Web page and app entries
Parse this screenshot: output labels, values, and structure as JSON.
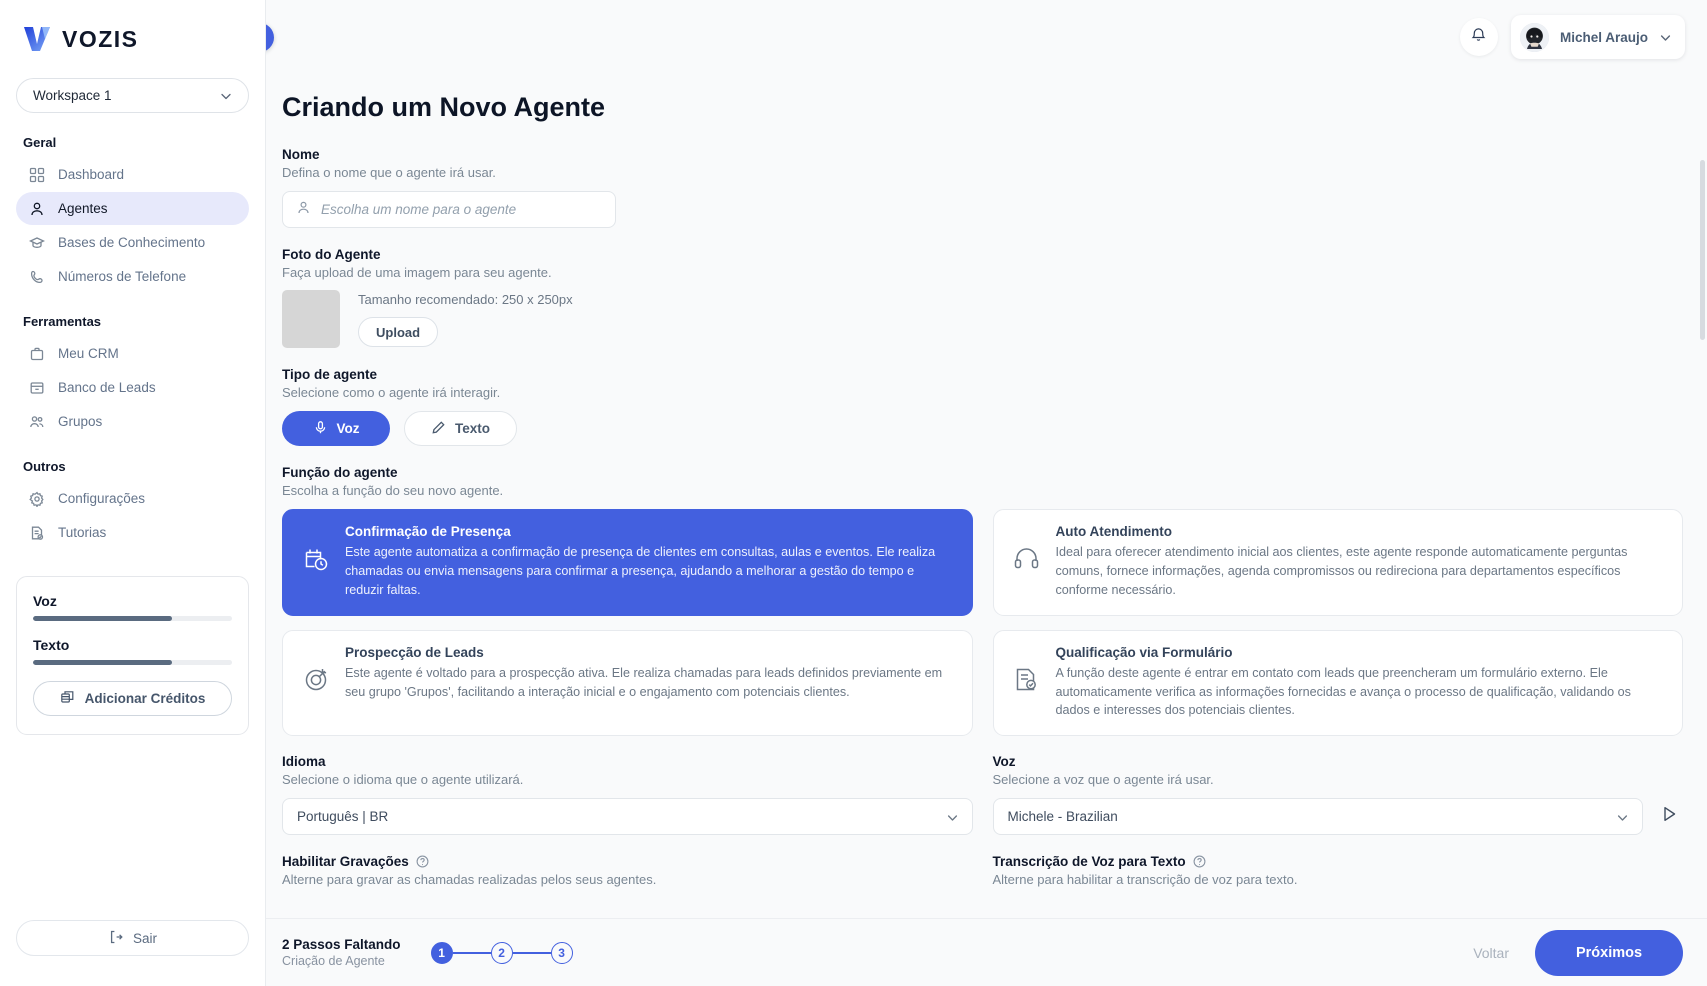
{
  "brand": {
    "name": "VOZIS",
    "accent": "#4360df"
  },
  "sidebar": {
    "workspace": {
      "label": "Workspace 1"
    },
    "groups": [
      {
        "title": "Geral",
        "items": [
          {
            "label": "Dashboard",
            "icon": "grid-icon",
            "active": false
          },
          {
            "label": "Agentes",
            "icon": "user-icon",
            "active": true
          },
          {
            "label": "Bases de Conhecimento",
            "icon": "graduation-cap-icon",
            "active": false
          },
          {
            "label": "Números de Telefone",
            "icon": "phone-icon",
            "active": false
          }
        ]
      },
      {
        "title": "Ferramentas",
        "items": [
          {
            "label": "Meu CRM",
            "icon": "briefcase-icon",
            "active": false
          },
          {
            "label": "Banco de Leads",
            "icon": "archive-icon",
            "active": false
          },
          {
            "label": "Grupos",
            "icon": "users-icon",
            "active": false
          }
        ]
      },
      {
        "title": "Outros",
        "items": [
          {
            "label": "Configurações",
            "icon": "gear-icon",
            "active": false
          },
          {
            "label": "Tutorias",
            "icon": "document-check-icon",
            "active": false
          }
        ]
      }
    ],
    "credits": {
      "voice_label": "Voz",
      "voice_percent": 70,
      "text_label": "Texto",
      "text_percent": 70,
      "add_button": "Adicionar Créditos"
    },
    "logout": "Sair"
  },
  "topbar": {
    "notifications_icon": "bell-icon",
    "user": {
      "name": "Michel Araujo"
    },
    "collapse_icon": "chevron-left-icon"
  },
  "main": {
    "title": "Criando um Novo Agente",
    "name": {
      "label": "Nome",
      "sub": "Defina o nome que o agente irá usar.",
      "placeholder": "Escolha um nome para o agente",
      "value": ""
    },
    "photo": {
      "label": "Foto do Agente",
      "sub": "Faça upload de uma imagem para seu agente.",
      "hint": "Tamanho recomendado: 250 x 250px",
      "upload_button": "Upload"
    },
    "agent_type": {
      "label": "Tipo de agente",
      "sub": "Selecione como o agente irá interagir.",
      "options": [
        {
          "label": "Voz",
          "icon": "microphone-icon",
          "selected": true
        },
        {
          "label": "Texto",
          "icon": "pencil-icon",
          "selected": false
        }
      ]
    },
    "agent_function": {
      "label": "Função do agente",
      "sub": "Escolha a função do seu novo agente.",
      "cards": [
        {
          "title": "Confirmação de Presença",
          "icon": "calendar-clock-icon",
          "selected": true,
          "desc": "Este agente automatiza a confirmação de presença de clientes em consultas, aulas e eventos. Ele realiza chamadas ou envia mensagens para confirmar a presença, ajudando a melhorar a gestão do tempo e reduzir faltas."
        },
        {
          "title": "Auto Atendimento",
          "icon": "headset-icon",
          "selected": false,
          "desc": "Ideal para oferecer atendimento inicial aos clientes, este agente responde automaticamente perguntas comuns, fornece informações, agenda compromissos ou redireciona para departamentos específicos conforme necessário."
        },
        {
          "title": "Prospecção de Leads",
          "icon": "target-icon",
          "selected": false,
          "desc": "Este agente é voltado para a prospecção ativa. Ele realiza chamadas para leads definidos previamente em seu grupo 'Grupos', facilitando a interação inicial e o engajamento com potenciais clientes."
        },
        {
          "title": "Qualificação via Formulário",
          "icon": "form-check-icon",
          "selected": false,
          "desc": "A função deste agente é entrar em contato com leads que preencheram um formulário externo. Ele automaticamente verifica as informações fornecidas e avança o processo de qualificação, validando os dados e interesses dos potenciais clientes."
        }
      ]
    },
    "language": {
      "label": "Idioma",
      "sub": "Selecione o idioma que o agente utilizará.",
      "value": "Português | BR"
    },
    "voice": {
      "label": "Voz",
      "sub": "Selecione a voz que o agente irá usar.",
      "value": "Michele - Brazilian",
      "play_icon": "play-icon"
    },
    "recordings": {
      "label": "Habilitar Gravações",
      "help_icon": "help-circle-icon",
      "sub": "Alterne para gravar as chamadas realizadas pelos seus agentes."
    },
    "transcription": {
      "label": "Transcrição de Voz para Texto",
      "help_icon": "help-circle-icon",
      "sub": "Alterne para habilitar a transcrição de voz para texto."
    }
  },
  "footer": {
    "steps_title": "2 Passos Faltando",
    "steps_sub": "Criação de Agente",
    "steps": [
      "1",
      "2",
      "3"
    ],
    "current_step": 1,
    "back_label": "Voltar",
    "next_label": "Próximos"
  }
}
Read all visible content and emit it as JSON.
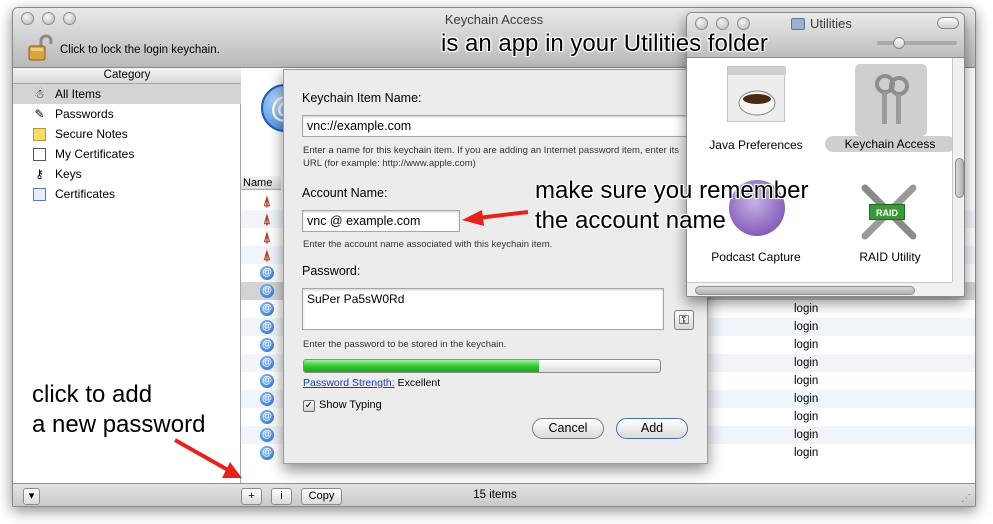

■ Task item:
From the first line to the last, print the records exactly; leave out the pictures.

■ Reply to the task:
Parse this screenshot: output labels, values, and structure as JSON.
{
  "brand": {
    "name": "VOZIS",
    "accent": "#4360df"
  },
  "sidebar": {
    "workspace": {
      "label": "Workspace 1"
    },
    "groups": [
      {
        "title": "Geral",
        "items": [
          {
            "label": "Dashboard",
            "icon": "grid-icon",
            "active": false
          },
          {
            "label": "Agentes",
            "icon": "user-icon",
            "active": true
          },
          {
            "label": "Bases de Conhecimento",
            "icon": "graduation-cap-icon",
            "active": false
          },
          {
            "label": "Números de Telefone",
            "icon": "phone-icon",
            "active": false
          }
        ]
      },
      {
        "title": "Ferramentas",
        "items": [
          {
            "label": "Meu CRM",
            "icon": "briefcase-icon",
            "active": false
          },
          {
            "label": "Banco de Leads",
            "icon": "archive-icon",
            "active": false
          },
          {
            "label": "Grupos",
            "icon": "users-icon",
            "active": false
          }
        ]
      },
      {
        "title": "Outros",
        "items": [
          {
            "label": "Configurações",
            "icon": "gear-icon",
            "active": false
          },
          {
            "label": "Tutorias",
            "icon": "document-check-icon",
            "active": false
          }
        ]
      }
    ],
    "credits": {
      "voice_label": "Voz",
      "voice_percent": 70,
      "text_label": "Texto",
      "text_percent": 70,
      "add_button": "Adicionar Créditos"
    },
    "logout": "Sair"
  },
  "topbar": {
    "notifications_icon": "bell-icon",
    "user": {
      "name": "Michel Araujo"
    },
    "collapse_icon": "chevron-left-icon"
  },
  "main": {
    "title": "Criando um Novo Agente",
    "name": {
      "label": "Nome",
      "sub": "Defina o nome que o agente irá usar.",
      "placeholder": "Escolha um nome para o agente",
      "value": ""
    },
    "photo": {
      "label": "Foto do Agente",
      "sub": "Faça upload de uma imagem para seu agente.",
      "hint": "Tamanho recomendado: 250 x 250px",
      "upload_button": "Upload"
    },
    "agent_type": {
      "label": "Tipo de agente",
      "sub": "Selecione como o agente irá interagir.",
      "options": [
        {
          "label": "Voz",
          "icon": "microphone-icon",
          "selected": true
        },
        {
          "label": "Texto",
          "icon": "pencil-icon",
          "selected": false
        }
      ]
    },
    "agent_function": {
      "label": "Função do agente",
      "sub": "Escolha a função do seu novo agente.",
      "cards": [
        {
          "title": "Confirmação de Presença",
          "icon": "calendar-clock-icon",
          "selected": true,
          "desc": "Este agente automatiza a confirmação de presença de clientes em consultas, aulas e eventos. Ele realiza chamadas ou envia mensagens para confirmar a presença, ajudando a melhorar a gestão do tempo e reduzir faltas."
        },
        {
          "title": "Auto Atendimento",
          "icon": "headset-icon",
          "selected": false,
          "desc": "Ideal para oferecer atendimento inicial aos clientes, este agente responde automaticamente perguntas comuns, fornece informações, agenda compromissos ou redireciona para departamentos específicos conforme necessário."
        },
        {
          "title": "Prospecção de Leads",
          "icon": "target-icon",
          "selected": false,
          "desc": "Este agente é voltado para a prospecção ativa. Ele realiza chamadas para leads definidos previamente em seu grupo 'Grupos', facilitando a interação inicial e o engajamento com potenciais clientes."
        },
        {
          "title": "Qualificação via Formulário",
          "icon": "form-check-icon",
          "selected": false,
          "desc": "A função deste agente é entrar em contato com leads que preencheram um formulário externo. Ele automaticamente verifica as informações fornecidas e avança o processo de qualificação, validando os dados e interesses dos potenciais clientes."
        }
      ]
    },
    "language": {
      "label": "Idioma",
      "sub": "Selecione o idioma que o agente utilizará.",
      "value": "Português | BR"
    },
    "voice": {
      "label": "Voz",
      "sub": "Selecione a voz que o agente irá usar.",
      "value": "Michele - Brazilian",
      "play_icon": "play-icon"
    },
    "recordings": {
      "label": "Habilitar Gravações",
      "help_icon": "help-circle-icon",
      "sub": "Alterne para gravar as chamadas realizadas pelos seus agentes."
    },
    "transcription": {
      "label": "Transcrição de Voz para Texto",
      "help_icon": "help-circle-icon",
      "sub": "Alterne para habilitar a transcrição de voz para texto."
    }
  },
  "footer": {
    "steps_title": "2 Passos Faltando",
    "steps_sub": "Criação de Agente",
    "steps": [
      "1",
      "2",
      "3"
    ],
    "current_step": 1,
    "back_label": "Voltar",
    "next_label": "Próximos"
  }
}
Read all visible content and emit it as JSON.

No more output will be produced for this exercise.